Hillary can’t shake email controversy

Hillary ClintonHillary Rodham ClintonBiden rips Senate GOP healthcare bill, says it 'isn't about healthcare' Clinton: If Republicans pass ObamaCare repeal, 'they're the death party' Report: Biden scolded hedge fund manager over late son MORE is struggling to move past the controversy over her use of a private email account as secretary of State, which now threatens to spill over into 2016.

Addressing reporters in Iowa, the Democratic presidential candidate pleaded for the State Department to speed up its review of the emails, saying they should be publicly released as soon as possible.

ADVERTISEMENT
“I want those emails out. Nobody has a bigger interest in getting them released than I do,” Clinton said Tuesday after a campaign event at a bicycle shop in Cedar Falls.

“I respect the State Department. They have their process, as they do for everybody, not just for me, but anything that they might do to expedite that process, I heartily support.  … I want the American people to learn as much as we can about the work that I did.”

Chances of a swift resolution appear to be slipping by the day.

Federal officials are sifting through more than 55,000 pages of emails that Clinton handed over earlier this year after disclosing her use of a private account while serving as secretary of State.

Facing a lawsuit from Vice News, State proposed setting a target of Jan. 15 for releasing redacted versions of the emails. That would be an inconvenient time for Clinton, just before the Iowa caucuses, which she hopes will start her march to the Democratic nomination.

A federal judge on Tuesday rejected State’s target date, instead ordering the department to begin releasing the emails on a rolling basis.

The judge’s order added to the uncertainty about State’s review timeline, and raised the likelihood that multiple batches of emails will be released to the media in the months ahead — likely keeping the email controversy firmly in the headlines.

The court order also gives fresh ammunition to congressional Republicans, who say they cannot call Clinton to testify on the terrorist attacks in Benghazi, Libya, until they are assured that they have all the relevant documents from the State Department.

“We’re very interested in every email,” said Illinois Rep. Peter Roskam, one of seven Republicans on the Benghazi panel.

Another panel member, Rep. Jim Jordan (R-Ohio), said, “In a general sense, the more information you have … that helps you get to the truth when it’s time to go have a hearing and ask questions.

“I’m open to anything that helps us get to the truth.
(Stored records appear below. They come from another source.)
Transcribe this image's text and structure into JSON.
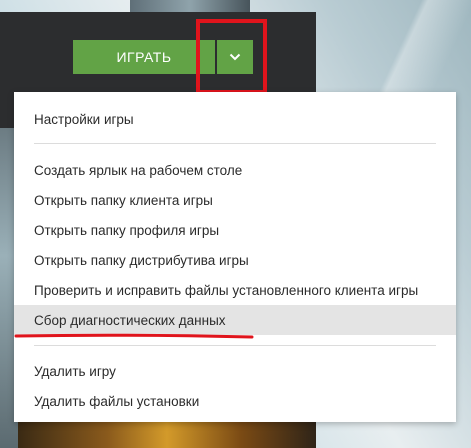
{
  "launcher": {
    "play_button_label": "ИГРАТЬ",
    "dropdown_icon": "chevron-down-icon",
    "accent_color": "#62a346",
    "highlight_color": "#e0141c"
  },
  "menu": {
    "items": [
      {
        "label": "Настройки игры"
      },
      {
        "label": "Создать ярлык на рабочем столе"
      },
      {
        "label": "Открыть папку клиента игры"
      },
      {
        "label": "Открыть папку профиля игры"
      },
      {
        "label": "Открыть папку дистрибутива игры"
      },
      {
        "label": "Проверить и исправить файлы установленного клиента игры"
      },
      {
        "label": "Сбор диагностических данных"
      },
      {
        "label": "Удалить игру"
      },
      {
        "label": "Удалить файлы установки"
      }
    ],
    "active_label": "Сбор диагностических данных"
  }
}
Obviously, the power that the legislative branch has is the power of the purse, and so we’ll see,” Jordan added.

Republicans have accused the Obama administration of stonewalling their investigation into the emails, and have floated the possibility of withholding funding from parts of the State Department to compel compliance.

Clinton on Tuesday expressed confidence that the emails — including the 900 on Benghazi that are slated to be released first — will reflect positively on her tenure.

“I think it will show how hard we worked and what we did for our country during the time that I was secretary of State, where I worked extremely hard on behalf of our values,” she said.

But it’s also clear that Clinton and her allies are eager to turn the page on the email controversy, which has begun to weigh down her poll numbers, particularly on the question of trustworthiness.

The call for releasing the emails also came against the backdrop of tensions with reporters, who had been following Clinton to early primary states for more than three weeks without the chance to ask a question.

Fox News’s Ed Henry interrupted Clinton’s event in Cedar Falls to ask whether she might speak to the press, drawing a pointed response from the candidate.

“Maybe when I finish talking to the people here. How’s that?” she replied to applause.

“I might, I’ll have to ponder it, but I’ll put it on my list for due consideration,” she added while pretending to write on a piece of paper.

On her next campaign stop in Iowa, Clinton abruptly broke her media silence during a quick five-minute Q&A where she answered questions about her personal wealth, her family foundation and a former aide who will likely be subpoenaed to talk about his advice before the 2012 attacks in Benghazi.

Pressed by a reporter on whether she would demand that State release her emails, Clinton reiterated her desire for the agency to do so — “I want them out as soon as they can get out” — but acknowledged that the process is now out of her hands.

“[The emails are] not mine. They belong to the State Department. So the State Department has to go through its process, and as much as they can expedite that process — that’s what I’m asking them to do.”

Martin Matishak and Scott Wong contributed.